The Landmark Group of the UAE has trimmed its retail expansion plans for Iraqi Kurdistan due to the failure of civil servants working in the region to receive salaries for more than seven months because of a dispute between the Kurdistan Regional Government and Iraq’s central government, the MEED Kurdistan Projects conference was told this afternoon.
“We started our business in Erbil in February 2013 and we chose to invest in Kurdistan because of its stable security situation, positive financial outlook and rising living standards,” Landmark Group’s Iraq country head Bhupash Malhotra said.
But the difficulties the company has faced have proven to be greater than expected.
“Our plan was to have 100 stores in five years and we should have 25 stores in Iraqi Kurdistan by now but we only have four,” Malhotra said. Two are in Erbil and two are in Sulaimaniyah. Landmark now plans to have opened a total of 23 stores in Iraqi Kurdistan by the end of the year. Its five-year plan calls for Landmark retail outlets to have total floor area of 1 million square feet.
The suspension of civil servant salaries due to a dispute with central government has dealt a heavy blow to sales in Landmark stores in Iraqi Kurdistan.
“We initially saw a 130 per cent annualised growth rate but in the last seven-eight months, the growth has dropped to 25-30 per cent. That is a significant concern and we are proceeding with extreme caution. If this issue doesn’t resolve itself, we shall further slow down our plans.”
Malhotra said that Landmark’s plans could be also jeopardised by further serious issues.
“There are concerns about structural integrity of building work and two buildings we planned to lease have collapsed,” Malhotra said.
“There are not a lot of malls and the malls that are coming up are not run by mall operators,” Malhotra said. “They are owned by family businesses who don’t know how to manage malls.
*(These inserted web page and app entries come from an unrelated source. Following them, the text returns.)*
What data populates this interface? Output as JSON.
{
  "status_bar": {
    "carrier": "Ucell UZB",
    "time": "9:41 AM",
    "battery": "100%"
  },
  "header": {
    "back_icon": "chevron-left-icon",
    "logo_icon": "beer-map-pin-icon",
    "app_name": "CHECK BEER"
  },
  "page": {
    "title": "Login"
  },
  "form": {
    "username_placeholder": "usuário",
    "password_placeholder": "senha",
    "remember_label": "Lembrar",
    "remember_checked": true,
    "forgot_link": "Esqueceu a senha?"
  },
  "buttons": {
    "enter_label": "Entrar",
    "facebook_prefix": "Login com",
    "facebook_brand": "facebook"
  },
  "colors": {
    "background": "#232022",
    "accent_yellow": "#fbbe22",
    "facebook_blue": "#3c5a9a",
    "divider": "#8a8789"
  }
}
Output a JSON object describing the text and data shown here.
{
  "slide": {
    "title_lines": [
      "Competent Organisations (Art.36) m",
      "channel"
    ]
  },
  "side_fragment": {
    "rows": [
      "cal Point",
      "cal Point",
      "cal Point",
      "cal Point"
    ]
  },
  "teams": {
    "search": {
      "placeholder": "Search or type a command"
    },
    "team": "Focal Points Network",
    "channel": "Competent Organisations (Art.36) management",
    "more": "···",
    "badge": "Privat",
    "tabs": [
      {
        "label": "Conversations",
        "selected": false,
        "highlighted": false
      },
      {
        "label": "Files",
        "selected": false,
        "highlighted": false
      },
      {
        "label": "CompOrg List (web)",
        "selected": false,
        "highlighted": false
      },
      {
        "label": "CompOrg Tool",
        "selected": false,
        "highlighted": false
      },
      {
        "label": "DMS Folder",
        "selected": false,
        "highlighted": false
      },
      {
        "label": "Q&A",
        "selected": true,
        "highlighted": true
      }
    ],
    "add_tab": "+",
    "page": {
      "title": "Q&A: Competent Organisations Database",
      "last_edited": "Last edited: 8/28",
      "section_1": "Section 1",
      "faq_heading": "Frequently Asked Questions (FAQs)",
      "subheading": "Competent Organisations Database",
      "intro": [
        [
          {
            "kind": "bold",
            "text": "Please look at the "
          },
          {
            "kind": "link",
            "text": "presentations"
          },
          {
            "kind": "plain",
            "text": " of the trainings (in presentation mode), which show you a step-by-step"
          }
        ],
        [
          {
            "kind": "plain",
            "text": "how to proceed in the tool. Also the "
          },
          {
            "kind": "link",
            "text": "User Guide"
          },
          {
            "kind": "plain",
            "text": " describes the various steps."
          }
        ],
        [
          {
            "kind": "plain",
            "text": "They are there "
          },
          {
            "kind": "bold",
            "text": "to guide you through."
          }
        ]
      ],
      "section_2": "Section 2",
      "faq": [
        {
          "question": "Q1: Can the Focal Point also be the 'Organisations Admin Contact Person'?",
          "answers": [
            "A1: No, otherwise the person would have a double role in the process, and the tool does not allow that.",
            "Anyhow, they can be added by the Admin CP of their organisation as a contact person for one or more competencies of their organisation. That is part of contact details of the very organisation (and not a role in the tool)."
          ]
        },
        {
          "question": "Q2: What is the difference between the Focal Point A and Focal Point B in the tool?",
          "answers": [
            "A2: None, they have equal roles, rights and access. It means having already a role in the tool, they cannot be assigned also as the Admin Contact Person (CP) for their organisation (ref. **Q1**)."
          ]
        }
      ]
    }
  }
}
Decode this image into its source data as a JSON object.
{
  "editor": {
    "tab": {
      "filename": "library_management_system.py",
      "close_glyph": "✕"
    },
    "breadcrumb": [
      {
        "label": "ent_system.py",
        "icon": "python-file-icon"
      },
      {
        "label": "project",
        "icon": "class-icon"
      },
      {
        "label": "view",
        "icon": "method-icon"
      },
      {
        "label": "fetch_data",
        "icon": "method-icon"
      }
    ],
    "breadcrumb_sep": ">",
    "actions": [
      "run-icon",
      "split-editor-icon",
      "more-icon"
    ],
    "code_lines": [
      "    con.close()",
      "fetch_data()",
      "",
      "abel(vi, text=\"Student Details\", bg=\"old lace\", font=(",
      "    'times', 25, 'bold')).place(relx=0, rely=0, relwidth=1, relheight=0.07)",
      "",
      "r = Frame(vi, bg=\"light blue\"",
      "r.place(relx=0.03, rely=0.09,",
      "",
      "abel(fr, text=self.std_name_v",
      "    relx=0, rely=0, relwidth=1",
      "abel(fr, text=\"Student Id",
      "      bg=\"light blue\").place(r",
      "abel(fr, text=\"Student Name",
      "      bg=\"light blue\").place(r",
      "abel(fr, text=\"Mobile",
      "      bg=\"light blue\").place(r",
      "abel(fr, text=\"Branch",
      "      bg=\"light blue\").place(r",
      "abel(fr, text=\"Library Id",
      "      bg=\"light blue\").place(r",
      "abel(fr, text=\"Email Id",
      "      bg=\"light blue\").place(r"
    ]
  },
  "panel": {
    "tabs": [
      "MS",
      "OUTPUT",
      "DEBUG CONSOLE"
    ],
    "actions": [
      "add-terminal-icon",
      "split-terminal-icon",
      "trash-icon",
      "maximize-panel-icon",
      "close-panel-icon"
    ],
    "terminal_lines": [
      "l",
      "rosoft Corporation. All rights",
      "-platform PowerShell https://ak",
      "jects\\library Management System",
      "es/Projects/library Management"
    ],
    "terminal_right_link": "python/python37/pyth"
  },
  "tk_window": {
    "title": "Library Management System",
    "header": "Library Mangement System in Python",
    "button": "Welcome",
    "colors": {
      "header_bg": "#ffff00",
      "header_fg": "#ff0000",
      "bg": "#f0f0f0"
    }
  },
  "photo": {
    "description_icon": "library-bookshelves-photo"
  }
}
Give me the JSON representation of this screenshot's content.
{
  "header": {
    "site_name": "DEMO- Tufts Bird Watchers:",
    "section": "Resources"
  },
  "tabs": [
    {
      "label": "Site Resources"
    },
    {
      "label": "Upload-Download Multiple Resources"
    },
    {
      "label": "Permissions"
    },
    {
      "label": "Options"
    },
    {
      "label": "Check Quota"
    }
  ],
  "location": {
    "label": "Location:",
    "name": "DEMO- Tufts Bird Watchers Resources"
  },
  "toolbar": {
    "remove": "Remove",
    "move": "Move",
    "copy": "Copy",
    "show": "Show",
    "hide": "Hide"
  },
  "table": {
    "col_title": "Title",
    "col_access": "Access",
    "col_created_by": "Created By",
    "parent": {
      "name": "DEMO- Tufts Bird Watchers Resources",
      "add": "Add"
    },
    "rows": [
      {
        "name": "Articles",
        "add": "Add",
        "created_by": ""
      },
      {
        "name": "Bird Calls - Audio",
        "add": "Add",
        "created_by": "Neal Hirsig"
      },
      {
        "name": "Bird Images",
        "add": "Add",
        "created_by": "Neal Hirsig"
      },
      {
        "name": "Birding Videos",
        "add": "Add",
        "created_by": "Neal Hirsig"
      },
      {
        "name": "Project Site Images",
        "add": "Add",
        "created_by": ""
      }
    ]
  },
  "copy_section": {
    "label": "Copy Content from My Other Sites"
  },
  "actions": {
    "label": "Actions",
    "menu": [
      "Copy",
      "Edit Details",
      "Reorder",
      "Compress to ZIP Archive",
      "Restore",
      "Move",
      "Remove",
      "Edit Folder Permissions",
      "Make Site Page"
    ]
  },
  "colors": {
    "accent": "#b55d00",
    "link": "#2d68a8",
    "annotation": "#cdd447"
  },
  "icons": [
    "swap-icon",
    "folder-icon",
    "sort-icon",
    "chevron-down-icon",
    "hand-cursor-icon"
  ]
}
There is no proper leasing policy and the game is always short-term.”
“We have set a goal to have 23 stores in dedicated malls with proper leasing arrangements,” Malhotra said.
“The expectations on short-term leases are unacceptable,” Malhotra said. “Minimum ten-year leases are what we ask for but owners tend to shy away from that in favour of short-term leases.”
“Customs duty is erratic,” Malhotra said. “Finding the right transport system is a key to our business at this point.“
“Bringing skilled labour into the country is the biggest challenge so far,” Malhotra said. “The rules change from month to month and developing skills in Kurdish is a challenge.”
“Our next big issue is banking,” Malhotra said. “Remitting funds back to the home country is challenging. We are struggling with it on a regular basis. Banks close in the afternoon and we’ve never had to pay money to deposit money in a bank before…We are looking to an international bank to come into this market with their practices.
Malhotra said that retailers face additional risks because owners don’t insure their buildings. “To continue to invest, we need to have this regulated or stipulated,” Malhotra said.
The Landmark Group is present in 20 countries and has 45,000 employees. Its brands include Centrepoint, Babyshop, Splash, Shoe Mark, Lifestyle and Beautybay.
MEED’s Kurdistan Projects 2014 Conference was organised in collaboration with the Kurdistan Regional Government, the KDBC and the UKTI. Taqa is strategic event partner. Conference sponsors are Drake & Scull, Falcon Group and Hill International. Jotun is exhibitor and Parsons is networking programme sponsor.